    • To achieve designation as an International Dark Sky Park, 1,500 fixtures were replaced by 2019, the Centennial year of Grand Canyon.
    • Expanded Evening Programs and new night sky viewing areas are being developed.

Discovery and Exploration

Grand Canyon Conservancy is responsible for expansive science and education programs at Grand Canyon.

  • Donations towards Discovery and Exploration have already funded the following:
    • Studies of Bighorn Sheep and other animal populations that led to advances in wildlife management and species protection.
    • The restoration of habitat along the Colorado River and throughout the park for endangered plants, animals, and birds.
    • Field trips and Rangers in the Classroom environmental education programs that reach 13,500 children each year.
    • A new Greenhouse that doubles our capacity to grow native plants to restore park habitat.

32,000 new Junior Rangers.

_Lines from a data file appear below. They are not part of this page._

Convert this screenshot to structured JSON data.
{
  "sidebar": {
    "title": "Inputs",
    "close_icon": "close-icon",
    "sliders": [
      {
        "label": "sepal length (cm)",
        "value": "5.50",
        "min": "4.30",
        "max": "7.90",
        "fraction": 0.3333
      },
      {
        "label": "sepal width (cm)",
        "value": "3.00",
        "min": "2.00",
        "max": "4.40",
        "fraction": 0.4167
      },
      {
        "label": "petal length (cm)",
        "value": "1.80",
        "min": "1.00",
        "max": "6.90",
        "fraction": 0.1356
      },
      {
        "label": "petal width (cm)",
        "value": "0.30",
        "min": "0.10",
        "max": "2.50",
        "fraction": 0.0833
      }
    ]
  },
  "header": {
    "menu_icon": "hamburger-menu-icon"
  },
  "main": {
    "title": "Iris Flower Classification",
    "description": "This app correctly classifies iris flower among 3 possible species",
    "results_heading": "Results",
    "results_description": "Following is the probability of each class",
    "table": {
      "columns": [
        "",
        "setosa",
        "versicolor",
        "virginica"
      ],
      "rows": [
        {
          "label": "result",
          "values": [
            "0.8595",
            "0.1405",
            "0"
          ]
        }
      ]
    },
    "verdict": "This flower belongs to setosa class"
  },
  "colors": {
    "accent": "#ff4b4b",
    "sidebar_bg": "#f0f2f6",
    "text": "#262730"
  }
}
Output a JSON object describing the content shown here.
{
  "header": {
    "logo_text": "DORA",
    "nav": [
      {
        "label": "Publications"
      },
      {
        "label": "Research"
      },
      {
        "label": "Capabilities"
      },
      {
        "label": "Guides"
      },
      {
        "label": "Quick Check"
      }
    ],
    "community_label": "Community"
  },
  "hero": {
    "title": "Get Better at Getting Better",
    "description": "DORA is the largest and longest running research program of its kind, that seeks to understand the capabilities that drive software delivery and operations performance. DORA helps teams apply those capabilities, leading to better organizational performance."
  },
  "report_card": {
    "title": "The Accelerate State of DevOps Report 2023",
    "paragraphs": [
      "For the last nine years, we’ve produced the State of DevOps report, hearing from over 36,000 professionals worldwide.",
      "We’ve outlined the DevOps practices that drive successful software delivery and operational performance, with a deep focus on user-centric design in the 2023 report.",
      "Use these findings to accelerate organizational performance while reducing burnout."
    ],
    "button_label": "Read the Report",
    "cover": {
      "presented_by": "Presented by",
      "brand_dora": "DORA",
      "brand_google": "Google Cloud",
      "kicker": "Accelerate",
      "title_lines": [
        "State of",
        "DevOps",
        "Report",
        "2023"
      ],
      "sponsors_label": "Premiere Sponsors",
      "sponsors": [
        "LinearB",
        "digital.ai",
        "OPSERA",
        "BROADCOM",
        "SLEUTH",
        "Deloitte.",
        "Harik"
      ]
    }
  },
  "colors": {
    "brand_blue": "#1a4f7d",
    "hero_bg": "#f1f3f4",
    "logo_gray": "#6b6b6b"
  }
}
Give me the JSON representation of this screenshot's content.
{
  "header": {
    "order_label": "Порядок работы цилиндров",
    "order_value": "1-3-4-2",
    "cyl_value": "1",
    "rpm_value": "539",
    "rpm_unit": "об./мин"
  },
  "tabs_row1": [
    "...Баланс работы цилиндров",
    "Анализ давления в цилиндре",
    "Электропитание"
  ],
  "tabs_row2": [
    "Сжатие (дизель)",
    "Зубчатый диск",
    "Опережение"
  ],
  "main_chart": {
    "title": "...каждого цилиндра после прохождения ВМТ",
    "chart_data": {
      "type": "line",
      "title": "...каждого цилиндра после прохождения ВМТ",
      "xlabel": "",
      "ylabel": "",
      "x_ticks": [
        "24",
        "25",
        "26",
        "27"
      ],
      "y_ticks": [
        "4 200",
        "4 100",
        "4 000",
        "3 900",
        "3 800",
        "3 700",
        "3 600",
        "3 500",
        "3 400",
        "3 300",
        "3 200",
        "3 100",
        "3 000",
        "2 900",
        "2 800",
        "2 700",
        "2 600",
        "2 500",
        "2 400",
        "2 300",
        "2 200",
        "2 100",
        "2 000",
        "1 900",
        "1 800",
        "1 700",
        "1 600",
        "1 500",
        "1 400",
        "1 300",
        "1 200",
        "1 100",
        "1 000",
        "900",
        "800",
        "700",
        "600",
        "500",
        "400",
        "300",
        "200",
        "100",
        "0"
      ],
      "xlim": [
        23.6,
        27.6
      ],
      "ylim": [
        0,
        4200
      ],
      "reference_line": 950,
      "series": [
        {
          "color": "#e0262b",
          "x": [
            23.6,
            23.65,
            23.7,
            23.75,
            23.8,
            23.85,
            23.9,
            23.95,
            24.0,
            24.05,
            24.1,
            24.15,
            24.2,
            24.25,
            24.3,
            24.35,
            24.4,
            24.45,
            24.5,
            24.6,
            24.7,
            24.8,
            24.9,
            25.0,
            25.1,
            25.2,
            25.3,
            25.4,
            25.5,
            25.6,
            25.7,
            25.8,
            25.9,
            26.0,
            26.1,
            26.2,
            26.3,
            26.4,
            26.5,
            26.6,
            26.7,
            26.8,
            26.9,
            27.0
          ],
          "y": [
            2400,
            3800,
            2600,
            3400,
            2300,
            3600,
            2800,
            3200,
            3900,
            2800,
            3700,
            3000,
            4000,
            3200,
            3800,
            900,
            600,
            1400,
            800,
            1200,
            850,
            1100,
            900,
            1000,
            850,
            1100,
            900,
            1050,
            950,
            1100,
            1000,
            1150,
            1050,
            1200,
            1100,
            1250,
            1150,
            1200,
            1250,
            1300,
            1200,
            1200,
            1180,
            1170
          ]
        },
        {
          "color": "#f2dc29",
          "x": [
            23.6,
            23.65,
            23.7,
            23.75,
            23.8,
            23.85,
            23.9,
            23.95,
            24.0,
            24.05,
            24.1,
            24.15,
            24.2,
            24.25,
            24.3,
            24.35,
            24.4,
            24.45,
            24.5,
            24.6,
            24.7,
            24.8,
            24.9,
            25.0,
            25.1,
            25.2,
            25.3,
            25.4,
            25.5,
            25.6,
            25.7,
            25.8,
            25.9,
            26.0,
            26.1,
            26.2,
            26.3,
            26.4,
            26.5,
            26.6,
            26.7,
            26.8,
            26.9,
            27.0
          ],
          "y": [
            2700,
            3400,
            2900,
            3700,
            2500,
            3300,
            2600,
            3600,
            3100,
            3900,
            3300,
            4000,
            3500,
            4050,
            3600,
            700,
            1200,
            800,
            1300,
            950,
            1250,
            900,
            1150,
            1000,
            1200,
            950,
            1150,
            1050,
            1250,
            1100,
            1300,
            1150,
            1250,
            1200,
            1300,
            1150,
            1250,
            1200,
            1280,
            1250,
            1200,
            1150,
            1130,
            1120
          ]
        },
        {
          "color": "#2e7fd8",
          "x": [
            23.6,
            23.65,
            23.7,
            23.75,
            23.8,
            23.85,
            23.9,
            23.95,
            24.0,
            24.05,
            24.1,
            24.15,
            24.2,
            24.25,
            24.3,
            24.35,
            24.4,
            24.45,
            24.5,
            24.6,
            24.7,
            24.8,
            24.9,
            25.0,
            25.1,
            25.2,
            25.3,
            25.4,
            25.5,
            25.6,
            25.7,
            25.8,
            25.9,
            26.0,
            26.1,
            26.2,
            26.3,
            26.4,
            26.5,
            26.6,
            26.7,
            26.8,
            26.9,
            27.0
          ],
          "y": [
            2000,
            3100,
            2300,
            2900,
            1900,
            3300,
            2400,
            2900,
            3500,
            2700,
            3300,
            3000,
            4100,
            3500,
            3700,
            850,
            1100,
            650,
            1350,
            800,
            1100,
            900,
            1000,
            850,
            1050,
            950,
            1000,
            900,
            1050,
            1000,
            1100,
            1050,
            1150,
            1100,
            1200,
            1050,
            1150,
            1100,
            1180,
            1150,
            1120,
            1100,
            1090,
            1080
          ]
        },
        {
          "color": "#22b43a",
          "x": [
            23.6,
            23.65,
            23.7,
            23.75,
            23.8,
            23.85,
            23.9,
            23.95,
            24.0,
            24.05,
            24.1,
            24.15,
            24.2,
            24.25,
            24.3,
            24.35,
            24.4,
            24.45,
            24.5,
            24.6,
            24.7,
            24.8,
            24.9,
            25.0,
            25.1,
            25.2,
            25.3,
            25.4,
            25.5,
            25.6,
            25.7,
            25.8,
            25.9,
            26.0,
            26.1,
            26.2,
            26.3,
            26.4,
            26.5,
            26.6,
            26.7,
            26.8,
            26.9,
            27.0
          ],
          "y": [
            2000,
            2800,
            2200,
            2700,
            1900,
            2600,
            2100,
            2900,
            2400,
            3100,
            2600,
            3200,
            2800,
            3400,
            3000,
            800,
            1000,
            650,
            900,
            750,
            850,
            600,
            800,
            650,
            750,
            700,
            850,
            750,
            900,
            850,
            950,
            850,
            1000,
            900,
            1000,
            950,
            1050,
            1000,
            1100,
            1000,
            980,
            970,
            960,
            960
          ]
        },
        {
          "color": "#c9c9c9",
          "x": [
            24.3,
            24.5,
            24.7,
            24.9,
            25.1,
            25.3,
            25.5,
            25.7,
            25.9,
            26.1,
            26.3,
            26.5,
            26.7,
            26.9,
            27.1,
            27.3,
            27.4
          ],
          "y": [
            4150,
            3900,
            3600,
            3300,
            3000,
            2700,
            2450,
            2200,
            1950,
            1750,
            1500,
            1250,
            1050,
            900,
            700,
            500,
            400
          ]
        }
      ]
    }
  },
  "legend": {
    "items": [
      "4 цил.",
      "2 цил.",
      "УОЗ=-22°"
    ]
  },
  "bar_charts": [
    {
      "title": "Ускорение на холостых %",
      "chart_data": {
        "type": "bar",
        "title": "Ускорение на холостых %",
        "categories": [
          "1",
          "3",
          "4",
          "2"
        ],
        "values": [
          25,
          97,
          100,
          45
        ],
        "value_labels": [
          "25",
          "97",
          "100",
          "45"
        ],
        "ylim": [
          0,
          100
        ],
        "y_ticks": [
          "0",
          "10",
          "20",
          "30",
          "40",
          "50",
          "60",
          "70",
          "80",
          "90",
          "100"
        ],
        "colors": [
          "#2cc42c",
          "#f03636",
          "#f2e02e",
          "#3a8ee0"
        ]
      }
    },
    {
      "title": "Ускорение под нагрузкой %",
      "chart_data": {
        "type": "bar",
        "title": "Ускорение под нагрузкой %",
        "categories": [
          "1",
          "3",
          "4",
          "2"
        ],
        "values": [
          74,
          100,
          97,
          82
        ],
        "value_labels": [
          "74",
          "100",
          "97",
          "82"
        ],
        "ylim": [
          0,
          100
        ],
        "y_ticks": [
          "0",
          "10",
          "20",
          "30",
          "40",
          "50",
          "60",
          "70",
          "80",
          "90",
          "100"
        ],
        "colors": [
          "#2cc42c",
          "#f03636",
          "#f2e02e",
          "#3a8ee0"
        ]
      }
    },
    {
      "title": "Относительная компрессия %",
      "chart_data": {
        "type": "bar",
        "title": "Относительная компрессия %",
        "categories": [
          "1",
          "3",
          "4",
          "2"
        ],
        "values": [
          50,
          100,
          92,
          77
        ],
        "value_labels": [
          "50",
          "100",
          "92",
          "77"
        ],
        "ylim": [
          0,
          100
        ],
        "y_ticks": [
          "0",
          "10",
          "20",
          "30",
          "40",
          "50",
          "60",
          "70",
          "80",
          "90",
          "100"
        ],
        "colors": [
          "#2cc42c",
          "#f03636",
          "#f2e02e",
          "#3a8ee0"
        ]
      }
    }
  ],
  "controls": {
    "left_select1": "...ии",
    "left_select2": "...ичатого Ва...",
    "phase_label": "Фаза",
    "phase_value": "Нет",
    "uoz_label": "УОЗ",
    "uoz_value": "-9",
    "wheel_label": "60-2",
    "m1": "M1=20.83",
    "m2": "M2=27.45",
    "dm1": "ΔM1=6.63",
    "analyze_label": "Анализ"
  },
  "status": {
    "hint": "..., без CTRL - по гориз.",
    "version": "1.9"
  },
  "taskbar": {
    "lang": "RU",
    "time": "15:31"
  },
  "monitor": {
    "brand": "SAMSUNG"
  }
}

Children complete a series of activities during their park visit and are then sworn to protect the park

  • The Centennial campaign aims to fund further efforts to discover and educate including:
    • Kids at the Canyon. An expansion of Grand Canyon Conservancy's popular education and classroom programs to bring nature and science to students who may have never visited a national park.
    • Springs and Seeps Hydrology Study. Examining flow and volume at Grand Canyon to help determine the sustainability of the water supply on the Coconino Plateau.
    • The Greater Grand Canyon Landscape Assessment. The most comprehensive study of the Colorado River basin ever performed is helping prioritize conservation issues and create new research programs at the park.
    • Youth and Ancestral Lands Conservation Corps engage young people and Native youth in meaningful, seasonal work on trails, historic structures, restoring native plant species, and interpretation and education.


Grand Canyon Conservancy publishes on average three to five books annually. Topics of their books include original research on Grand Canyon natural history, geology, wildlife, archaeology, American Indian history and culture, pioneer history, and hiking and include historic photographs, maps, charts, and illustrations.

In association with the Grand Canyon National Park, the conservancy publishes a supporter magazine, Canyon Views on a seasonal basis.


Grand Canyon Conservancy has an active supporter program. Supporters have always been an essential part of Grand Canyon Conservancy and include those who participate in monthly giving, annual supporters, and Grand Guardians, a dedicated group of sustainers with an annual gift of $1,000 or more.

Supporter contributions have an immediate impact by supporting restoration of world-renowned trails and historic buildings, funding wildlife and habitat preservation, and helping educate the next generation of park stewards.


  1. ^ a b c d e f
  2. ^ McKee, Edwin D. (February 1932). "Park Naturalist Monthly Report". GCNP Museum Collection. Missing or empty |url= ( help)
  3. ^ "History of Cooperating Association and the NPS". National Park Service.
  4. ^ Grand Canyon Nature Notes. 7 (1). p. 1. April 1932. Missing or empty |title= ( help)
  5. ^ Koons, Robert W. (Summer 1995). "From the Director's Desk". Canyon Views. GCNP Museum Collection. 1 (1). p. 1.
  6. ^ "Grand Canyon Field Institute Schedule for 1993". GCNP Museum Collection. Missing or empty |url= ( help)
  7. ^ "Grand Canyon National Park dedicates the newly renovated Bright Angel Trailhead" (PDF). Grand Canyon Association. 23 May 2013.
  8. ^ "American Express awards Grand Canyon Association $100,000 grant to renovate historic Kolb Studio at Grand Canyon National Park" (PDF). Grand Canyon Association. 20 February 2013. Retrieved 12 August 2013.
  9. ^ "Restoration of Historic Kolb Studio". Grand Canyon Foundation.
  10. ^ "Grand Canyon Association Dark Skies". Grand Canyon Association. 5 January 2018.

External links